TalkShow: Walking Against the Odds: Women at Work



Date – 29th August, 2020

Times – 05:00 PM Onwards

Register Here : https://docs.google.com/forms/d/e/1FAIpQLSdOIJkC4Gfc-NalbKXYpBDF5RchazSrLyaUcHWKLvBJhNM_eA/viewform?usp=sf_link

Zoom link : https://us02web.zoom.us/j/3784819509?pwd=YUtURGk1RHJpYlViT0tBUW9Vak40dz09

Guest Speakers

            Ms. IRA SINGHAL- IAS, Bureaucrat, New Delhi.

Ms. SUCHITRA KRISHNAMOORTHI – Actor and Singer, Mumbai.

Ms. MALINI NAIR – Author, Poetess, Painter, Netherlands.

Talks Host 

Rakhee Bakshee

Founder & Editor-in-Chief HER-WORLD 

World Environment Day : Hope Amidst Dark Times

Strange are the ways of nature and mankind. As we the citizens of Earth continue our battle with the unseen enemy, the World Environment Day falling on June 5 has brought with it the dual message of despair and hope. There is so much to grieve over, and also to raise a toast to. It all boils down to what we choose to believe, and how we act.

Two apparently unrelated events, occurring in the same week a few days ago but in different parts of India, reflect how we view the glass: half-empty or half-full.

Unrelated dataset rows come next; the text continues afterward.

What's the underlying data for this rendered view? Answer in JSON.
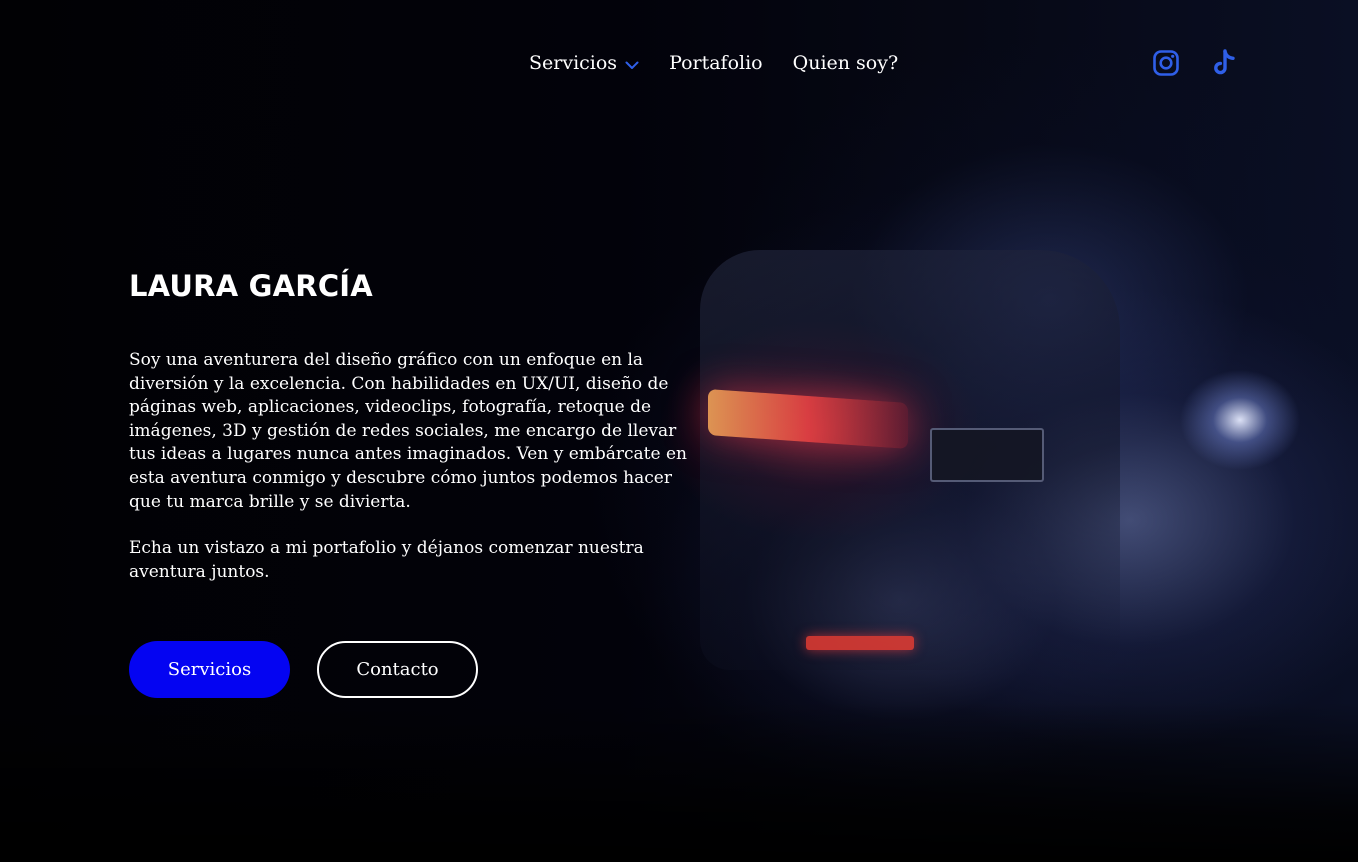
{
  "nav": {
    "items": [
      {
        "label": "Servicios",
        "has_dropdown": true
      },
      {
        "label": "Portafolio"
      },
      {
        "label": "Quien soy?"
      }
    ]
  },
  "social": {
    "icons": [
      "instagram-icon",
      "tiktok-icon"
    ],
    "color": "#2f5fe8"
  },
  "hero": {
    "title": "LAURA GARCÍA",
    "paragraph1": "Soy una aventurera del diseño gráfico con un enfoque en la diversión y la excelencia. Con habilidades en UX/UI, diseño de páginas web, aplicaciones, videoclips, fotografía, retoque de imágenes, 3D y gestión de redes sociales, me encargo de llevar tus ideas a lugares nunca antes imaginados. Ven y embárcate en esta aventura conmigo y descubre cómo juntos podemos hacer que tu marca brille y se divierta.",
    "paragraph2": "Echa un vistazo a mi portafolio y déjanos comenzar nuestra aventura juntos."
  },
  "buttons": {
    "primary_label": "Servicios",
    "secondary_label": "Contacto",
    "primary_color": "#0404f2"
  }
}
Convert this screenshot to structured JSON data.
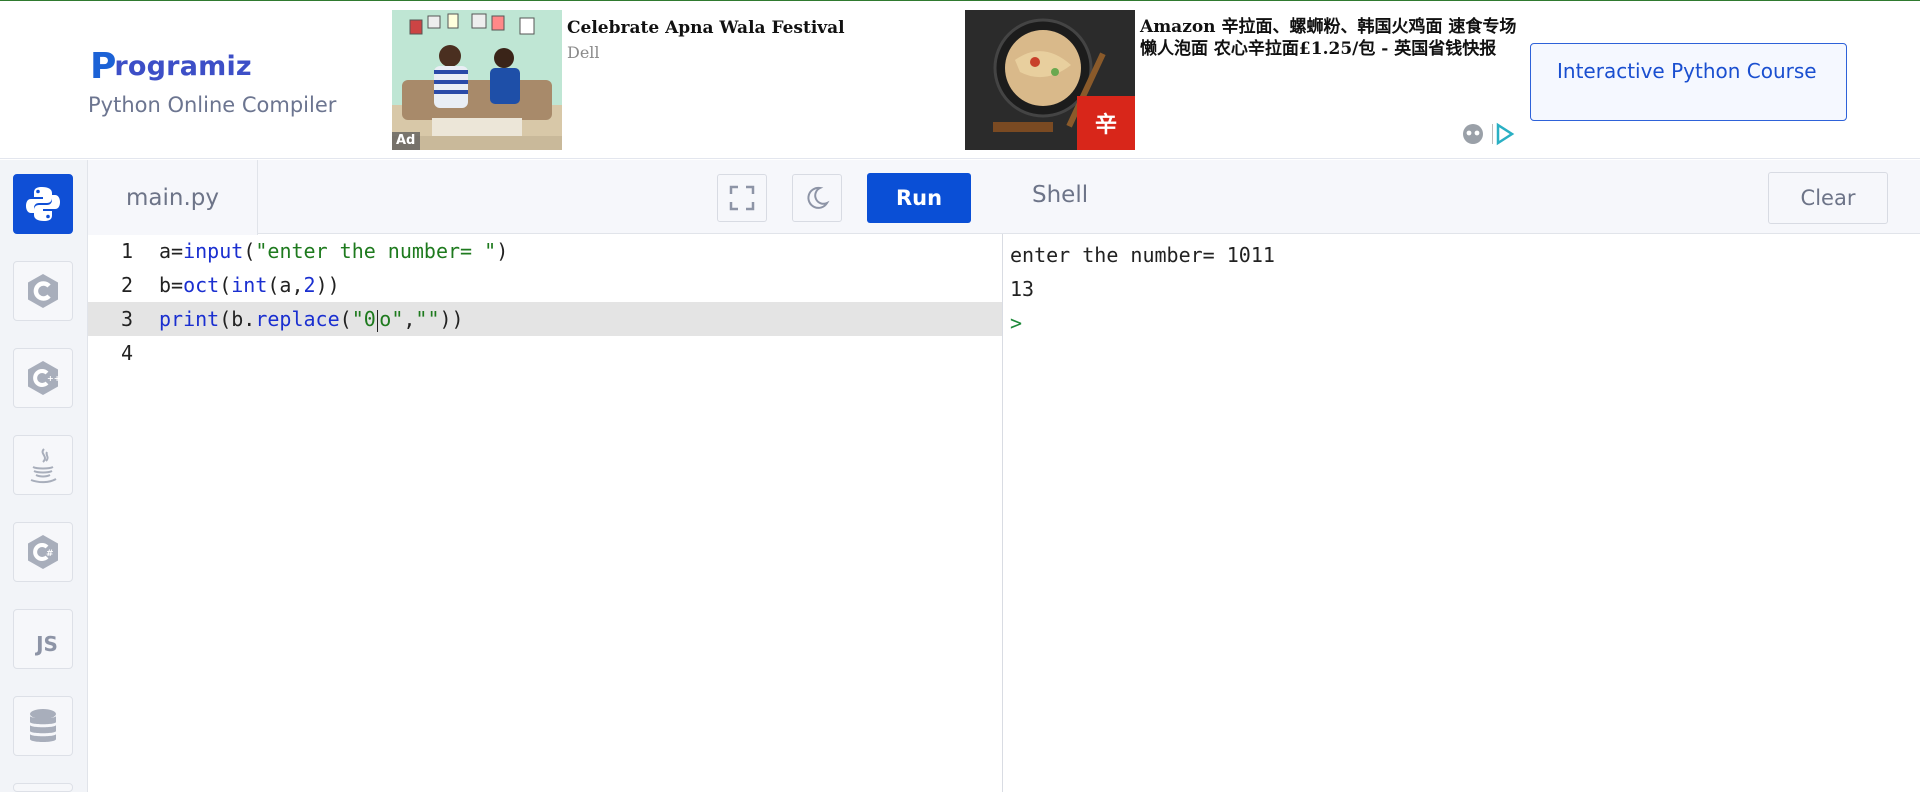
{
  "header": {
    "logo_text": "rogramiz",
    "subtitle": "Python Online Compiler",
    "course_button": "Interactive Python Course"
  },
  "ads": [
    {
      "title": "Celebrate Apna Wala Festival",
      "advertiser": "Dell",
      "badge": "Ad"
    },
    {
      "title": "Amazon 辛拉面、螺蛳粉、韩国火鸡面 速食专场 懒人泡面 农心辛拉面£1.25/包 - 英国省钱快报"
    }
  ],
  "languages": [
    "Python",
    "C",
    "C++",
    "Java",
    "C#",
    "JS",
    "SQL"
  ],
  "editor": {
    "file_tab": "main.py",
    "run_label": "Run",
    "lines": [
      {
        "num": "1",
        "text": "a=input(\"enter the number= \")"
      },
      {
        "num": "2",
        "text": "b=oct(int(a,2))"
      },
      {
        "num": "3",
        "text": "print(b.replace(\"0o\",\"\"))"
      },
      {
        "num": "4",
        "text": ""
      }
    ],
    "highlighted_line": 3
  },
  "shell": {
    "title": "Shell",
    "clear_label": "Clear",
    "output": [
      "enter the number= 1011",
      "13"
    ],
    "prompt": ">"
  },
  "colors": {
    "accent": "#0a4fd6",
    "keyword": "#1a2fd0",
    "string": "#1e7a1e",
    "prompt": "#1e8a3a"
  }
}
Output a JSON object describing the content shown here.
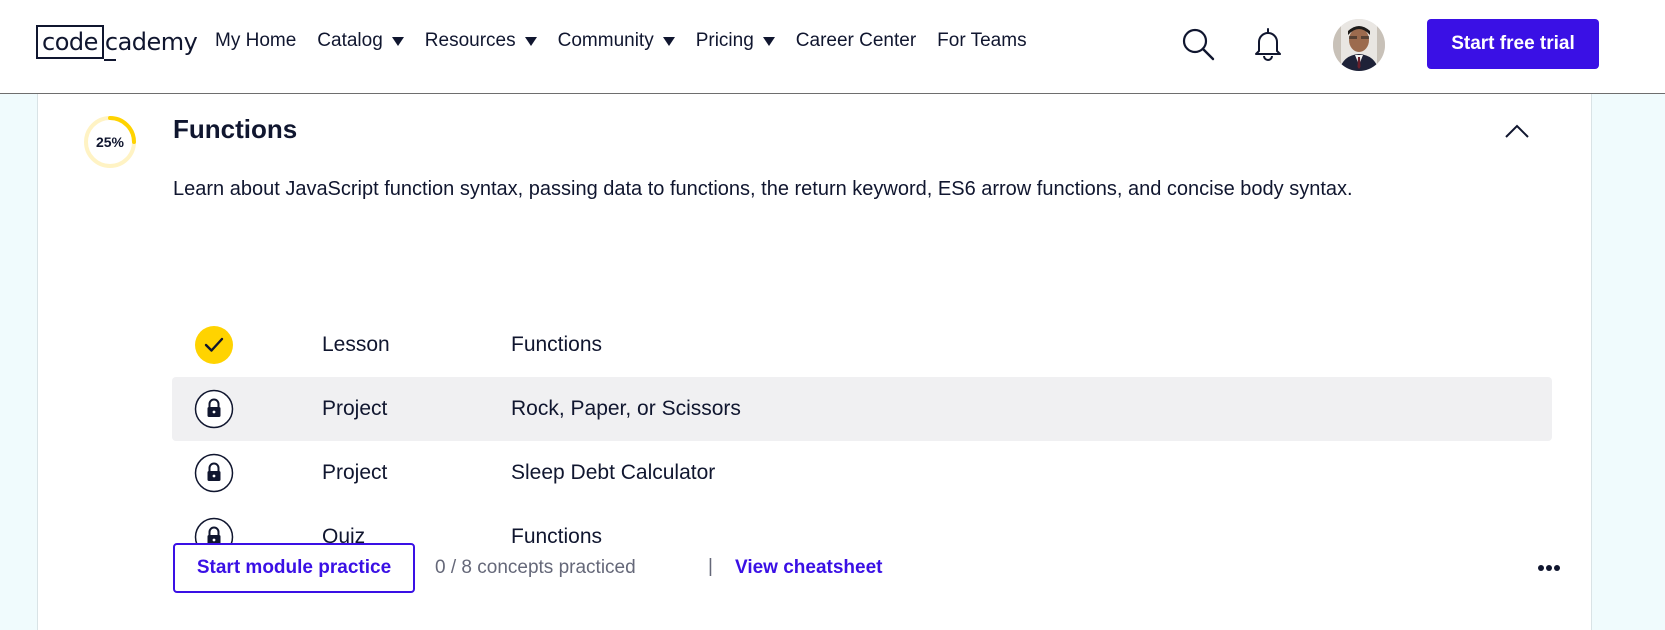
{
  "header": {
    "logo": {
      "box_text": "code",
      "rest_text": "cademy"
    },
    "nav": [
      {
        "label": "My Home",
        "has_caret": false
      },
      {
        "label": "Catalog",
        "has_caret": true
      },
      {
        "label": "Resources",
        "has_caret": true
      },
      {
        "label": "Community",
        "has_caret": true
      },
      {
        "label": "Pricing",
        "has_caret": true
      },
      {
        "label": "Career Center",
        "has_caret": false
      },
      {
        "label": "For Teams",
        "has_caret": false
      }
    ],
    "icons": [
      "search-icon",
      "bell-icon"
    ],
    "cta_label": "Start free trial"
  },
  "module": {
    "progress_text": "25%",
    "progress_value": 0.25,
    "title": "Functions",
    "description": "Learn about JavaScript function syntax, passing data to functions, the return keyword, ES6 arrow functions, and concise body syntax.",
    "items": [
      {
        "status": "completed",
        "icon": "check-icon",
        "type": "Lesson",
        "name": "Functions"
      },
      {
        "status": "locked",
        "icon": "lock-icon",
        "type": "Project",
        "name": "Rock, Paper, or Scissors"
      },
      {
        "status": "locked",
        "icon": "lock-icon",
        "type": "Project",
        "name": "Sleep Debt Calculator"
      },
      {
        "status": "locked",
        "icon": "lock-icon",
        "type": "Quiz",
        "name": "Functions"
      }
    ],
    "footer": {
      "practice_label": "Start module practice",
      "concepts_text": "0 / 8 concepts practiced",
      "separator": "|",
      "cheatsheet_label": "View cheatsheet"
    }
  },
  "colors": {
    "brand": "#3a10e5",
    "progress": "#ffd300",
    "progress_track": "#fff3c4",
    "text": "#10162f",
    "background": "#f0fbfd"
  }
}
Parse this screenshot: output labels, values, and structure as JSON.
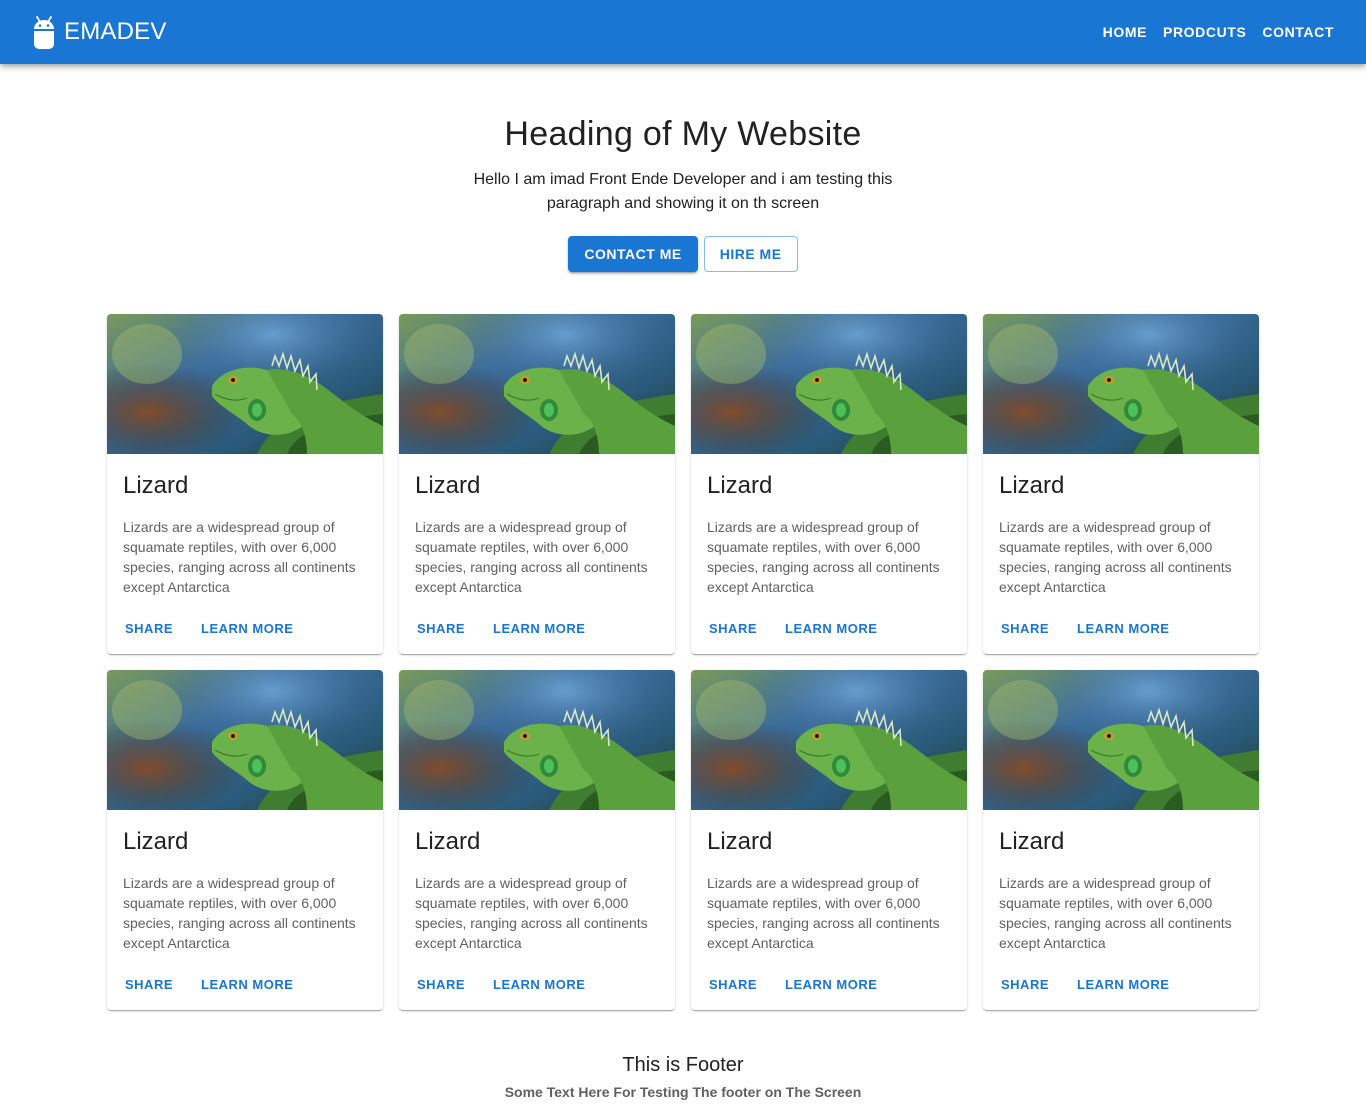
{
  "appbar": {
    "brand": "EMADEV",
    "brand_icon": "android-icon",
    "color": "#1976d2",
    "nav": [
      "HOME",
      "PRODCUTS",
      "CONTACT"
    ]
  },
  "hero": {
    "title": "Heading of My Website",
    "paragraph": "Hello I am imad Front Ende Developer and i am testing this paragraph and showing it on th screen",
    "primary_button": "CONTACT ME",
    "secondary_button": "HIRE ME"
  },
  "cards": [
    {
      "title": "Lizard",
      "text": "Lizards are a widespread group of squamate reptiles, with over 6,000 species, ranging across all continents except Antarctica",
      "share": "SHARE",
      "learn": "LEARN MORE",
      "image": "lizard-photo"
    },
    {
      "title": "Lizard",
      "text": "Lizards are a widespread group of squamate reptiles, with over 6,000 species, ranging across all continents except Antarctica",
      "share": "SHARE",
      "learn": "LEARN MORE",
      "image": "lizard-photo"
    },
    {
      "title": "Lizard",
      "text": "Lizards are a widespread group of squamate reptiles, with over 6,000 species, ranging across all continents except Antarctica",
      "share": "SHARE",
      "learn": "LEARN MORE",
      "image": "lizard-photo"
    },
    {
      "title": "Lizard",
      "text": "Lizards are a widespread group of squamate reptiles, with over 6,000 species, ranging across all continents except Antarctica",
      "share": "SHARE",
      "learn": "LEARN MORE",
      "image": "lizard-photo"
    },
    {
      "title": "Lizard",
      "text": "Lizards are a widespread group of squamate reptiles, with over 6,000 species, ranging across all continents except Antarctica",
      "share": "SHARE",
      "learn": "LEARN MORE",
      "image": "lizard-photo"
    },
    {
      "title": "Lizard",
      "text": "Lizards are a widespread group of squamate reptiles, with over 6,000 species, ranging across all continents except Antarctica",
      "share": "SHARE",
      "learn": "LEARN MORE",
      "image": "lizard-photo"
    },
    {
      "title": "Lizard",
      "text": "Lizards are a widespread group of squamate reptiles, with over 6,000 species, ranging across all continents except Antarctica",
      "share": "SHARE",
      "learn": "LEARN MORE",
      "image": "lizard-photo"
    },
    {
      "title": "Lizard",
      "text": "Lizards are a widespread group of squamate reptiles, with over 6,000 species, ranging across all continents except Antarctica",
      "share": "SHARE",
      "learn": "LEARN MORE",
      "image": "lizard-photo"
    }
  ],
  "footer": {
    "title": "This is Footer",
    "text": "Some Text Here For Testing The footer on The Screen"
  }
}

The first is the unfortunate killing of a pregnant elephant in Kerala, by making her eat a pineapple stuffed with crackers which burst in her mouth. She, and her unborn baby, met a horrible end. Our media and social media are justifiably going hammer and tongs over the unspeakable crime.

At around the same time this elephant died in Kerala, something wonderful happened in Rajasthan. Two tiger cubs were born in the newly set up Mukundra Hills Tiger Reserve near Kota. At first glance, this may not look like much of an important occurrence. After all, what’s so special about a tigress giving birth to cubs? Doesn’t it happens all the time and is a part of the circle of life and death? 

Maybe yes, but the cubs of Mukundra Hill underscore an extra-ordinary development. Given the threatened status, as well as huge appeal, of tigers in India, the state of Rajasthan till now had two tiger sanctuaries: Ranthambore and Sariska. Yes, Mukundra Hills was announced as a tiger reserve few years ago, but it could be seriously considered that only after a tigress gives birth to cubs there. The logic may seem strange, but is quite simple actually. A tigress will rarely conceive in a region, let alone give birth, unless she considers that area to one hundred percent safe for her off springs.

After declaring Mukundra Hills as a tiger reserve, two tigers (a male and a female) were translocated here a few years ago. Then subsequently, another tiger walked over here from Ranthambore and made this place his home. But Mukundra Hills had still not passed the litmus test, of welcoming new cubs. This week it passed the test with flying colours, and that’s why it is such a big deal. 

A member of our species killed a pregnant elephant, but collectively we also ensured a brand new healthy habitat for tigers! It showed us humans as both destroyers and creators. At a miniscule level, I would like to believe, we may be matching steps with Lord Shiva’s dance of life and death.

And therefore the World Environment Day, arriving as it does in these dark times of death, disease and crushed human spirit the world over, also brings with it hopes of better days ahead. The tiger cubs of Mukundra Hills may just turn out to be the much-needed light at the far end of the seemingly unending tunnel.

Ajay Suri is writer, wildlife film-maker and nature photographer.

He is also the recipient of Ramnath Goenka Award for Excellence in Environment Reporting.

His blog is tigersandbeyond.com and he can be reached at suriajay@gmail.com